Internet statistcs over the past week reveal that Canadians are searching for answers about the economy and crime and much less about global warming despite what many politicians and pollsters tell us. And unless you live in Quebec you really don’t give a hoot about SNC Lavalin.
Quick explanation of the above: Pollsters ask you questions about what you think, what I call a “push effect” in that they are pushing for answers to pre-designed questions. Ages ago psychologist Nuelle-Newman warned that people will give answers not because of what they believe but what they believe the majority believes, usually found in news media stories. And news headlines today are more than ever about global warming. So “push effects” can be misleading (just venture back and check some political polling prognostications).
But thanks to internet software we now can measure what I call the “pull effect.” The “pull effect” is a measure of what people are independently pulling information about from the greatest of all sources the internet. This pull effect has been made simple to measure due to Google Trends. It tells us what people on their own are seeking without being prompted in a survey.
Simply put Google Trends provides a time series index of the number of queries users enter into Google in a given geographic area.
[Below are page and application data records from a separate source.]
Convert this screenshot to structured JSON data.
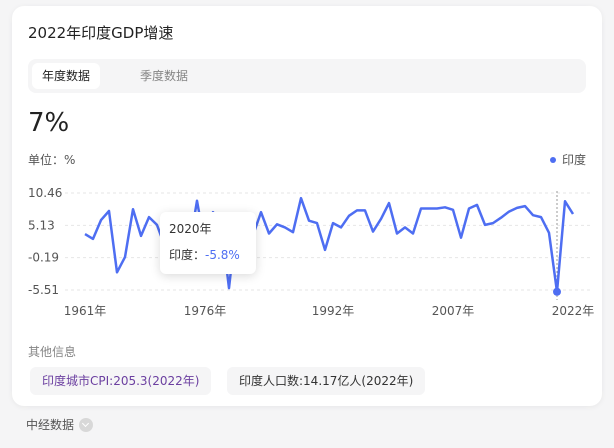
{
  "title": "2022年印度GDP增速",
  "tabs": [
    {
      "label": "年度数据",
      "active": true
    },
    {
      "label": "季度数据",
      "active": false
    }
  ],
  "current_value": "7%",
  "unit_label": "单位：%",
  "legend_label": "印度",
  "accent_color": "#4e6ef2",
  "tooltip": {
    "year": "2020年",
    "label": "印度：",
    "value": "-5.8%"
  },
  "other_info": {
    "title": "其他信息",
    "items": [
      "印度城市CPI:205.3(2022年)",
      "印度人口数:14.17亿人(2022年)"
    ]
  },
  "footer": {
    "label": "中经数据",
    "icon": "chevron-down-icon"
  },
  "chart_data": {
    "type": "line",
    "x": [
      1961,
      1962,
      1963,
      1964,
      1965,
      1966,
      1967,
      1968,
      1969,
      1970,
      1971,
      1972,
      1973,
      1974,
      1975,
      1976,
      1977,
      1978,
      1979,
      1980,
      1981,
      1982,
      1983,
      1984,
      1985,
      1986,
      1987,
      1988,
      1989,
      1990,
      1991,
      1992,
      1993,
      1994,
      1995,
      1996,
      1997,
      1998,
      1999,
      2000,
      2001,
      2002,
      2003,
      2004,
      2005,
      2006,
      2007,
      2008,
      2009,
      2010,
      2011,
      2012,
      2013,
      2014,
      2015,
      2016,
      2017,
      2018,
      2019,
      2020,
      2021,
      2022
    ],
    "series": [
      {
        "name": "印度",
        "values": [
          3.7,
          2.9,
          6.0,
          7.5,
          -2.6,
          -0.1,
          7.8,
          3.4,
          6.5,
          5.2,
          1.6,
          -0.6,
          3.3,
          1.2,
          9.2,
          1.7,
          7.3,
          5.7,
          -5.2,
          6.7,
          6.0,
          3.5,
          7.3,
          3.8,
          5.3,
          4.8,
          4.0,
          9.6,
          5.9,
          5.5,
          1.1,
          5.5,
          4.8,
          6.7,
          7.6,
          7.6,
          4.1,
          6.2,
          8.8,
          3.8,
          4.8,
          3.8,
          7.9,
          7.9,
          7.9,
          8.1,
          7.7,
          3.1,
          7.9,
          8.5,
          5.2,
          5.5,
          6.4,
          7.4,
          8.0,
          8.3,
          6.8,
          6.5,
          3.9,
          -5.8,
          9.1,
          7.0
        ]
      }
    ],
    "x_tick_labels": [
      "1961年",
      "1976年",
      "1992年",
      "2007年",
      "2022年"
    ],
    "y_tick_labels": [
      "10.46",
      "5.13",
      "-0.19",
      "-5.51"
    ],
    "ylim": [
      -5.51,
      10.46
    ],
    "highlight_year": 2020
  }
}
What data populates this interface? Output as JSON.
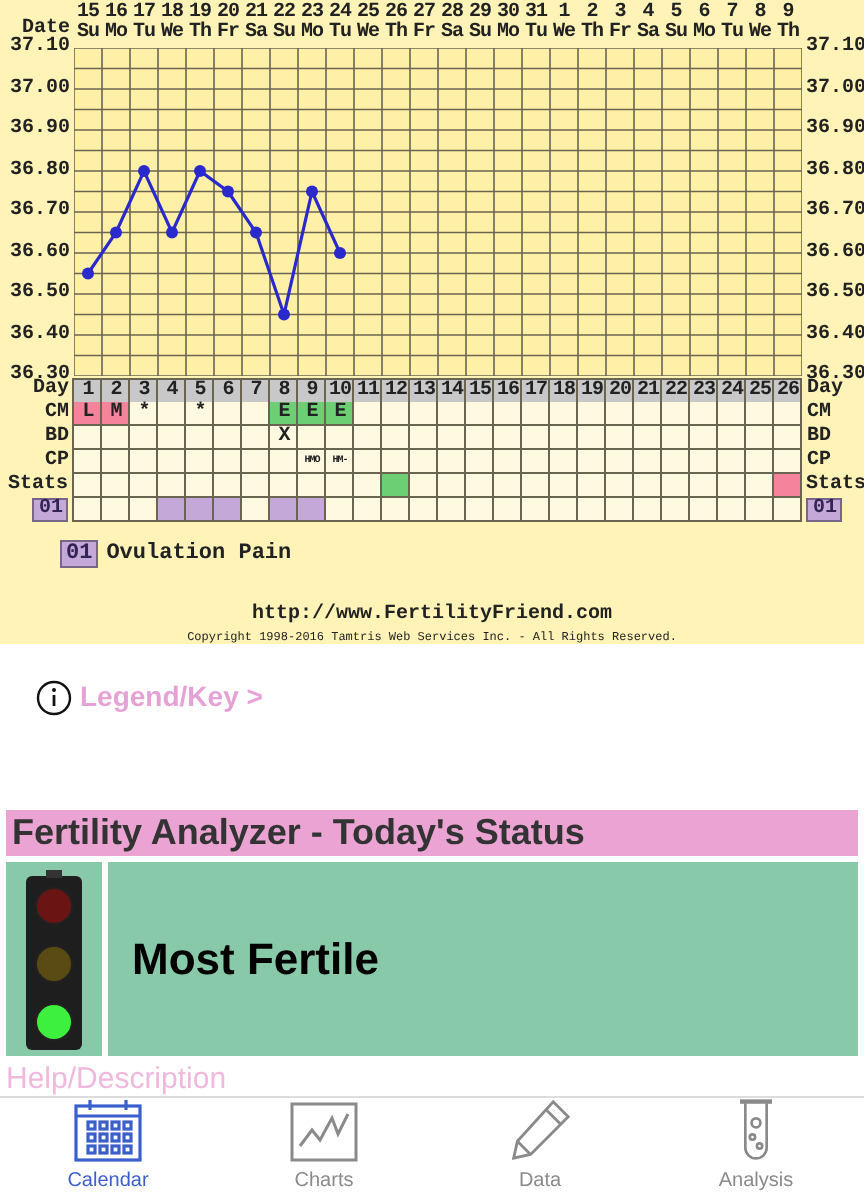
{
  "chart": {
    "date_label": "Date",
    "weekdays": [
      "Su",
      "Mo",
      "Tu",
      "We",
      "Th",
      "Fr",
      "Sa",
      "Su",
      "Mo",
      "Tu",
      "We",
      "Th",
      "Fr",
      "Sa",
      "Su",
      "Mo",
      "Tu",
      "We",
      "Th",
      "Fr",
      "Sa",
      "Su",
      "Mo",
      "Tu",
      "We",
      "Th"
    ],
    "right_axis_labels": [
      "37.10",
      "37.00",
      "36.90",
      "36.80",
      "36.70",
      "36.60",
      "36.50",
      "36.40",
      "36.30"
    ],
    "chart_data": {
      "type": "line",
      "categories": [
        "15",
        "16",
        "17",
        "18",
        "19",
        "20",
        "21",
        "22",
        "23",
        "24",
        "25",
        "26",
        "27",
        "28",
        "29",
        "30",
        "31",
        "1",
        "2",
        "3",
        "4",
        "5",
        "6",
        "7",
        "8",
        "9"
      ],
      "grid": true,
      "series": [
        {
          "color": "#2a2acc",
          "marker": "circle",
          "values": [
            36.55,
            36.65,
            36.8,
            36.65,
            36.8,
            36.75,
            36.65,
            36.45,
            36.75,
            36.6,
            null,
            null,
            null,
            null,
            null,
            null,
            null,
            null,
            null,
            null,
            null,
            null,
            null,
            null,
            null,
            null
          ]
        }
      ],
      "ylim": [
        36.3,
        37.1
      ],
      "yticks": [
        {
          "value": 37.1,
          "label": "37.10"
        },
        {
          "value": 37.0,
          "label": "37.00"
        },
        {
          "value": 36.9,
          "label": "36.90"
        },
        {
          "value": 36.8,
          "label": "36.80"
        },
        {
          "value": 36.7,
          "label": "36.70"
        },
        {
          "value": 36.6,
          "label": "36.60"
        },
        {
          "value": 36.5,
          "label": "36.50"
        },
        {
          "value": 36.4,
          "label": "36.40"
        },
        {
          "value": 36.3,
          "label": "36.30"
        }
      ]
    },
    "rows": [
      {
        "kind": "day",
        "label": "Day",
        "right_label": "Day",
        "cells": [
          {
            "text": "1"
          },
          {
            "text": "2"
          },
          {
            "text": "3"
          },
          {
            "text": "4"
          },
          {
            "text": "5"
          },
          {
            "text": "6"
          },
          {
            "text": "7"
          },
          {
            "text": "8"
          },
          {
            "text": "9"
          },
          {
            "text": "10"
          },
          {
            "text": "11"
          },
          {
            "text": "12"
          },
          {
            "text": "13"
          },
          {
            "text": "14"
          },
          {
            "text": "15"
          },
          {
            "text": "16"
          },
          {
            "text": "17"
          },
          {
            "text": "18"
          },
          {
            "text": "19"
          },
          {
            "text": "20"
          },
          {
            "text": "21"
          },
          {
            "text": "22"
          },
          {
            "text": "23"
          },
          {
            "text": "24"
          },
          {
            "text": "25"
          },
          {
            "text": "26"
          }
        ]
      },
      {
        "kind": "data",
        "label": "CM",
        "right_label": "CM",
        "cells": [
          {
            "text": "L",
            "color": "#f4839b"
          },
          {
            "text": "M",
            "color": "#f4839b"
          },
          {
            "text": "*"
          },
          {},
          {
            "text": "*"
          },
          {},
          {},
          {
            "text": "E",
            "color": "#6ccf74"
          },
          {
            "text": "E",
            "color": "#6ccf74"
          },
          {
            "text": "E",
            "color": "#6ccf74"
          },
          {},
          {},
          {},
          {},
          {},
          {},
          {},
          {},
          {},
          {},
          {},
          {},
          {},
          {},
          {},
          {}
        ]
      },
      {
        "kind": "data",
        "label": "BD",
        "right_label": "BD",
        "cells": [
          {},
          {},
          {},
          {},
          {},
          {},
          {},
          {
            "text": "X"
          },
          {},
          {},
          {},
          {},
          {},
          {},
          {},
          {},
          {},
          {},
          {},
          {},
          {},
          {},
          {},
          {},
          {},
          {}
        ]
      },
      {
        "kind": "data",
        "label": "CP",
        "right_label": "CP",
        "cells": [
          {},
          {},
          {},
          {},
          {},
          {},
          {},
          {},
          {
            "text": "HMO"
          },
          {
            "text": "HM-"
          },
          {},
          {},
          {},
          {},
          {},
          {},
          {},
          {},
          {},
          {},
          {},
          {},
          {},
          {},
          {},
          {}
        ]
      },
      {
        "kind": "data",
        "label": "Stats",
        "right_label": "Stats",
        "cells": [
          {},
          {},
          {},
          {},
          {},
          {},
          {},
          {},
          {},
          {},
          {},
          {
            "color": "#6ccf74"
          },
          {},
          {},
          {},
          {},
          {},
          {},
          {},
          {},
          {},
          {},
          {},
          {},
          {},
          {
            "color": "#f4839b"
          }
        ]
      },
      {
        "kind": "badge",
        "label": "01",
        "right_label": "01",
        "cells": [
          {},
          {},
          {},
          {
            "color": "#c4a8d8"
          },
          {
            "color": "#c4a8d8"
          },
          {
            "color": "#c4a8d8"
          },
          {},
          {
            "color": "#c4a8d8"
          },
          {
            "color": "#c4a8d8"
          },
          {},
          {},
          {},
          {},
          {},
          {},
          {},
          {},
          {},
          {},
          {},
          {},
          {},
          {},
          {},
          {},
          {}
        ]
      }
    ],
    "legend": [
      {
        "code": "01",
        "label": "Ovulation Pain"
      }
    ],
    "url": "http://www.FertilityFriend.com",
    "copyright": "Copyright 1998-2016 Tamtris Web Services Inc. - All Rights Reserved."
  },
  "legend_link": "Legend/Key >",
  "analyzer": {
    "title": "Fertility Analyzer - Today's Status",
    "lights": [
      {
        "on": false
      },
      {
        "on": false
      },
      {
        "on": true
      }
    ],
    "status": "Most Fertile",
    "help": "Help/Description"
  },
  "tabs": [
    {
      "kind": "calendar",
      "label": "Calendar",
      "selected": true
    },
    {
      "kind": "charts",
      "label": "Charts",
      "selected": false
    },
    {
      "kind": "data",
      "label": "Data",
      "selected": false
    },
    {
      "kind": "analysis",
      "label": "Analysis",
      "selected": false
    }
  ]
}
Basically the results can tell you the volume of searches on a topic compared to all other search queries during a specific time frame. The results are presented as a weighted index of 0 to 100 for comparison purposes.
Google Trends is one tool used by stock market, e-commerce, medical and social science, and dozens of other fields to help guage public mindshare and awareness of issues. In research this technique is called “nowcasting” meaning you get a very good feel of what information people are pulling from the internet ocean and how they now feel about issues.
Back to the above line graph. The index of 0 to 100 shows that between September 9 to 16, 2019 the greatest weighted number of web queries were for issues about crime (55/100), then the economy (42/100), followed by climate change (18/100) and well below, questions about SNC Lavalin (14/100). Across Canada the biggest web pull for info about SNC Lavalin was in Quebec (28/100 on the index) and the lowest in western provinces. The information pull about all manner of crime was three to four times higher than for global warming in all provinces with info-web-pulls about the economy the highest in BC (37/100).
Yes, the trigger for a web search can be many things including news coverage. But it also is a very good reflection of a need to know about something based on personal experiences, immediate concerns, and a preparation for the future.
Stay tune. More next week.